cost of funding to hedge fund clients.
Banks cutting hedge funds is not in itself a new phenomenon.
One hedge fund manager told Reuters they were asked to leave by
one major bank after the credit crisis because they traded
credit, which was less profitable for the broker than equities.
But industry executives say that the pace has picked up as
banks face up to higher costs.
"There's been an acceleration (in prime brokers culling
hedge fund clients). There's been a trend of cutting off dead
wood," said Dermot Butler, chairman of administrator Custom
House Group, which works with funds and prime brokers.
"Prime brokers can't afford to be generous at all.

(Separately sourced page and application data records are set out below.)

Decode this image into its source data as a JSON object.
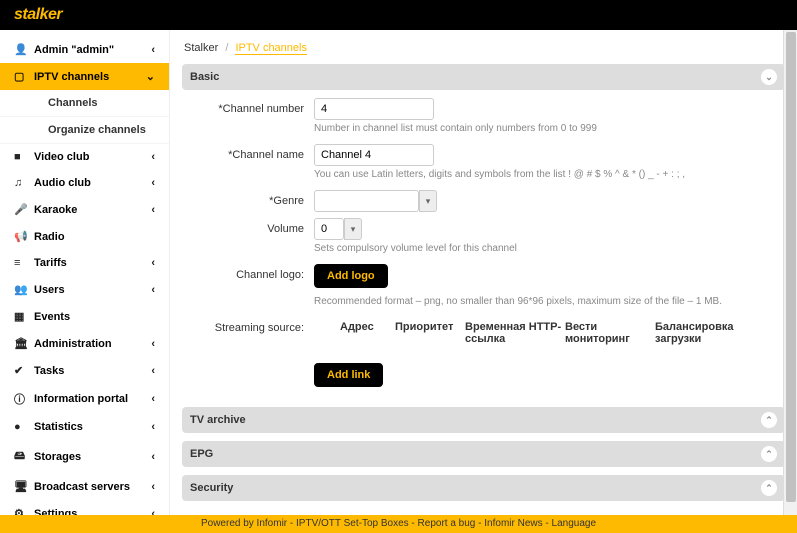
{
  "logo": "stalker",
  "breadcrumb": {
    "root": "Stalker",
    "current": "IPTV channels"
  },
  "sidebar": [
    {
      "icon": "👤",
      "label": "Admin \"admin\"",
      "chev": "‹",
      "self": true
    },
    {
      "icon": "▢",
      "label": "IPTV channels",
      "chev": "⌄",
      "active": true,
      "children": [
        {
          "label": "Channels"
        },
        {
          "label": "Organize channels"
        }
      ]
    },
    {
      "icon": "■",
      "label": "Video club",
      "chev": "‹"
    },
    {
      "icon": "♫",
      "label": "Audio club",
      "chev": "‹"
    },
    {
      "icon": "🎤",
      "label": "Karaoke",
      "chev": "‹"
    },
    {
      "icon": "📢",
      "label": "Radio",
      "chev": ""
    },
    {
      "icon": "≡",
      "label": "Tariffs",
      "chev": "‹"
    },
    {
      "icon": "👥",
      "label": "Users",
      "chev": "‹"
    },
    {
      "icon": "▦",
      "label": "Events",
      "chev": ""
    },
    {
      "icon": "🏛",
      "label": "Administration",
      "chev": "‹"
    },
    {
      "icon": "✔",
      "label": "Tasks",
      "chev": "‹"
    },
    {
      "icon": "ⓘ",
      "label": "Information portal",
      "chev": "‹"
    },
    {
      "icon": "●",
      "label": "Statistics",
      "chev": "‹"
    },
    {
      "icon": "🖴",
      "label": "Storages",
      "chev": "‹"
    },
    {
      "icon": "🖥",
      "label": "Broadcast servers",
      "chev": "‹"
    },
    {
      "icon": "⚙",
      "label": "Settings",
      "chev": "‹"
    }
  ],
  "panelTitles": {
    "basic": "Basic",
    "tv": "TV archive",
    "epg": "EPG",
    "sec": "Security"
  },
  "form": {
    "channel_number": {
      "label": "*Channel number",
      "value": "4",
      "hint": "Number in channel list must contain only numbers from 0 to 999"
    },
    "channel_name": {
      "label": "*Channel name",
      "value": "Channel 4",
      "hint": "You can use Latin letters, digits and symbols from the list ! @ # $ % ^ & * () _ - + : ; ,"
    },
    "genre": {
      "label": "*Genre",
      "value": ""
    },
    "volume": {
      "label": "Volume",
      "value": "0",
      "hint": "Sets compulsory volume level for this channel"
    },
    "logo": {
      "label": "Channel logo:",
      "button": "Add logo",
      "hint": "Recommended format – png, no smaller than 96*96 pixels, maximum size of the file – 1 MB."
    },
    "stream": {
      "label": "Streaming source:",
      "headers": [
        "Адрес",
        "Приоритет",
        "Временная HTTP-ссылка",
        "Вести мониторинг",
        "Балансировка загрузки"
      ],
      "button": "Add link"
    }
  },
  "footer": {
    "pre": "Powered by Infomir - ",
    "l1": "IPTV/OTT Set-Top Boxes",
    "sep": " - ",
    "l2": "Report a bug",
    "l3": "Infomir News",
    "l4": "Language"
  }
}
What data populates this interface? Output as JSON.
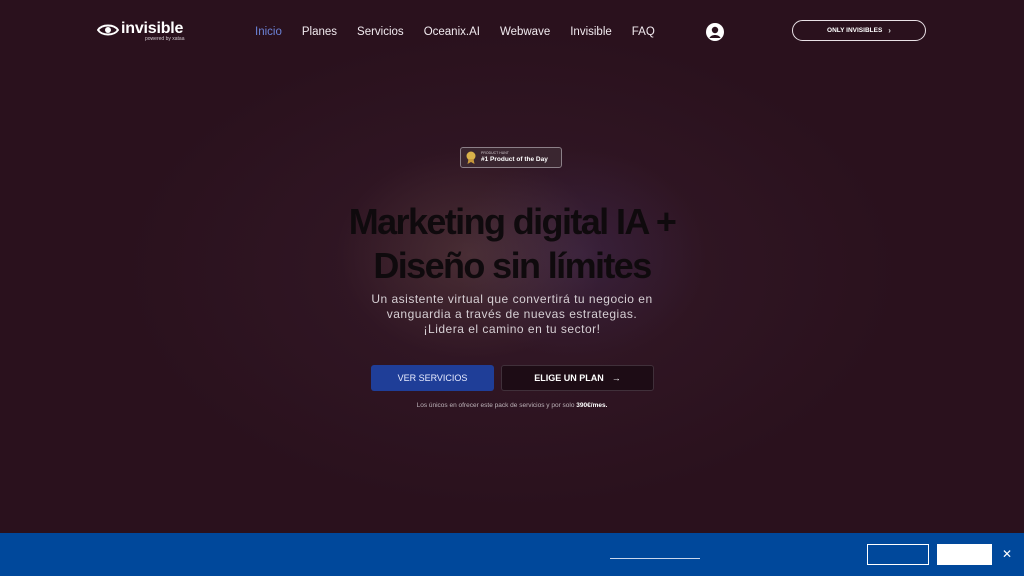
{
  "brand": {
    "name": "invisible",
    "tagline": "powered by xataa"
  },
  "nav": [
    {
      "label": "Inicio",
      "active": true
    },
    {
      "label": "Planes"
    },
    {
      "label": "Servicios"
    },
    {
      "label": "Oceanix.AI"
    },
    {
      "label": "Webwave"
    },
    {
      "label": "Invisible"
    },
    {
      "label": "FAQ"
    }
  ],
  "header": {
    "cta_label": "ONLY INVISIBLES"
  },
  "badge": {
    "line1": "PRODUCT HUNT",
    "line2": "#1 Product of the Day"
  },
  "hero": {
    "title_line1": "Marketing digital IA +",
    "title_line2": "Diseño sin límites",
    "subtitle_line1": "Un asistente virtual que convertirá tu negocio en",
    "subtitle_line2": "vanguardia a través de nuevas estrategias.",
    "subtitle_line3": "¡Lidera el camino en tu sector!",
    "primary_button": "VER SERVICIOS",
    "secondary_button": "ELIGE UN PLAN",
    "note_text": "Los únicos en ofrecer este pack de servicios y por solo",
    "note_price": "390€/mes."
  },
  "colors": {
    "background": "#2a111d",
    "accent": "#1f3e98",
    "active_nav": "#6b82d6",
    "cookie_bar": "#00489b"
  }
}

If
someone's not making money for them then they're not worth
having on the books... Some administrators and prime brokers are
sacking smaller funds but retaining big funds from the same

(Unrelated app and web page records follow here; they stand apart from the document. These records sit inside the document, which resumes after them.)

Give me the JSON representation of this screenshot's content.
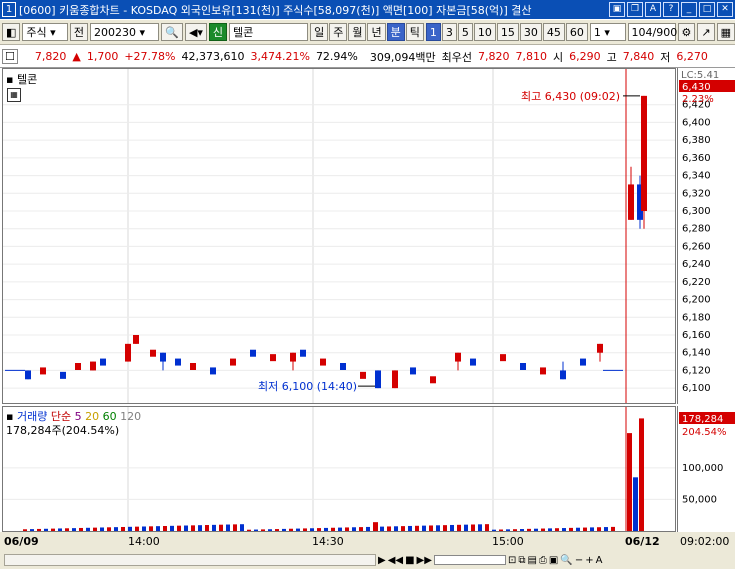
{
  "window": {
    "number": "1",
    "title": "[0600] 키움종합차트 - KOSDAQ 외국인보유[131(천)] 주식수[58,097(천)] 액면[100] 자본금[58(억)] 결산"
  },
  "toolbar": {
    "market": "주식",
    "prev_label": "전",
    "code": "200230",
    "credit_badge": "신",
    "stock_name": "텔콘",
    "periods": [
      "일",
      "주",
      "월",
      "년",
      "분",
      "틱"
    ],
    "active_period": "분",
    "intervals": [
      "1",
      "3",
      "5",
      "10",
      "15",
      "30",
      "45",
      "60"
    ],
    "active_interval": "1",
    "multiplier": "1",
    "counter": "104/900"
  },
  "info": {
    "price": "7,820",
    "change": "1,700",
    "change_pct": "+27.78%",
    "volume": "42,373,610",
    "vol_ratio": "3,474.21%",
    "rate": "72.94%",
    "amount": "309,094백만",
    "best_bid_label": "최우선",
    "ask": "7,820",
    "bid": "7,810",
    "open_label": "시",
    "open": "6,290",
    "high_label": "고",
    "high": "7,840",
    "low_label": "저",
    "low": "6,270"
  },
  "colors": {
    "up": "#d40000",
    "down": "#0030d0",
    "ma5": "#c8a000",
    "ma20": "#e07000",
    "ma60": "#008000",
    "ma120": "#808080"
  },
  "price_pane": {
    "stock_label": "텔콘",
    "last_price_tag": "6,430",
    "last_pct_tag": "2.23%",
    "lc_label": "LC:5.41",
    "high_annotation": "최고 6,430 (09:02)",
    "low_annotation": "최저 6,100 (14:40)"
  },
  "volume_pane": {
    "title": "거래량",
    "ma_label": "단순",
    "ma_periods": [
      "5",
      "20",
      "60",
      "120"
    ],
    "info": "178,284주(204.54%)",
    "last_value_tag": "178,284",
    "last_pct_tag": "204.54%"
  },
  "x_labels": [
    "06/09",
    "14:00",
    "14:30",
    "15:00",
    "06/12",
    "09:02:00"
  ],
  "chart_data": [
    {
      "type": "candlestick",
      "title": "텔콘",
      "y_ticks": [
        "6,420",
        "6,400",
        "6,380",
        "6,360",
        "6,340",
        "6,320",
        "6,300",
        "6,280",
        "6,260",
        "6,240",
        "6,220",
        "6,200",
        "6,180",
        "6,160",
        "6,140",
        "6,120",
        "6,100"
      ],
      "ylim": [
        6090,
        6440
      ],
      "x_labels": [
        "06/09",
        "14:00",
        "14:30",
        "15:00",
        "06/12"
      ],
      "session_1_close_flat": 6120,
      "candles": [
        {
          "t": "06/09 13:37",
          "o": 6120,
          "h": 6120,
          "l": 6110,
          "c": 6110
        },
        {
          "t": "06/09 13:40",
          "o": 6120,
          "h": 6130,
          "l": 6120,
          "c": 6130
        },
        {
          "t": "06/09 13:50",
          "o": 6130,
          "h": 6150,
          "l": 6130,
          "c": 6150
        },
        {
          "t": "06/09 13:58",
          "o": 6150,
          "h": 6160,
          "l": 6150,
          "c": 6160
        },
        {
          "t": "06/09 14:10",
          "o": 6140,
          "h": 6140,
          "l": 6120,
          "c": 6130
        },
        {
          "t": "06/09 14:25",
          "o": 6130,
          "h": 6140,
          "l": 6120,
          "c": 6140
        },
        {
          "t": "06/09 14:40",
          "o": 6120,
          "h": 6120,
          "l": 6100,
          "c": 6100
        },
        {
          "t": "06/09 14:45",
          "o": 6100,
          "h": 6120,
          "l": 6100,
          "c": 6120
        },
        {
          "t": "06/09 15:00",
          "o": 6130,
          "h": 6140,
          "l": 6120,
          "c": 6140
        },
        {
          "t": "06/09 15:15",
          "o": 6120,
          "h": 6130,
          "l": 6110,
          "c": 6110
        },
        {
          "t": "06/09 15:20",
          "o": 6140,
          "h": 6150,
          "l": 6130,
          "c": 6150
        },
        {
          "t": "06/12 09:00",
          "o": 6290,
          "h": 6350,
          "l": 6290,
          "c": 6330
        },
        {
          "t": "06/12 09:01",
          "o": 6330,
          "h": 6340,
          "l": 6280,
          "c": 6290
        },
        {
          "t": "06/12 09:02",
          "o": 6300,
          "h": 6430,
          "l": 6280,
          "c": 6430
        }
      ]
    },
    {
      "type": "bar",
      "title": "거래량",
      "y_ticks": [
        "100,000",
        "50,000"
      ],
      "ylim": [
        0,
        190000
      ],
      "last_values": [
        {
          "t": "06/12 09:00",
          "v": 155000
        },
        {
          "t": "06/12 09:01",
          "v": 85000
        },
        {
          "t": "06/12 09:02",
          "v": 178284
        }
      ],
      "last_volume": 178284
    }
  ]
}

Hedge funds typically use three prime brokers, who make
money by lending money for trades or securities for
short-selling, arranging custody for a fund's assets or even by
finding office space or providing advice on regulation or risk
Brokers can often look for a fund firm to provide them with
at least $250,000 of business per year, said one hedge fund
executive, which would be a substantial amount for a manager
with, say, $25 million in assets.
"If you're a small fund with $100 million of AUM (assets
under management) and you have a strategy that's not hugely
leveraged, it may mean you're not paying the broker very much,"
said one prime broker who spoke on condition of anonymity.
"Some (clients) can be very high maintenance, they can be
calling your support teams twice a day."
The moves come as investors flock to the perceived safety of
the biggest hedge funds, making them even more lucrative for
prime brokers, particularly when clients are in general making
smaller trades than before the crisis.
Nearly 65 percent of the $2.1 trillion industry's assets are
with firms with more than $5 billion in assets, up from 58
percent three years ago, according to Hedge Fund Research.
In contrast, firms with less than $1 billion in assets
control just 11 percent of industry assets, down from 14 percent
three years ago.
"It's related to the idea that after 2008 not every fund was
going to grow rapidly. Today if you take 10 in and incubate them
for a while, a smaller number will grow rapidly," said David
Storrs, CEO of fund of funds Alternative Investment Group, who
said prime brokers are culling "low pedigree managers".
Banks can adopt a range of tactics with funds that are
taking up their time without delivering sufficient revenue.
Some may demand a greater share of a fund's trading
business, levy higher charges on trades or ask funds to post
more collateral, in a bid to extract more revenue.
If funds still don't provide enough revenue, then brokers
can also axe services such as capital introduction - introducing
them to their network of potential investors - in a bid to bring
"Some of the smaller firms we are talking to, they have much
more margin to equity than the larger firms, and they are not
able to segregate their assets from their prime brokers which
the larger guys are able to do," said one investor in hedge
funds who talks to both small and large managers.
"These things have only been getting worse this year in our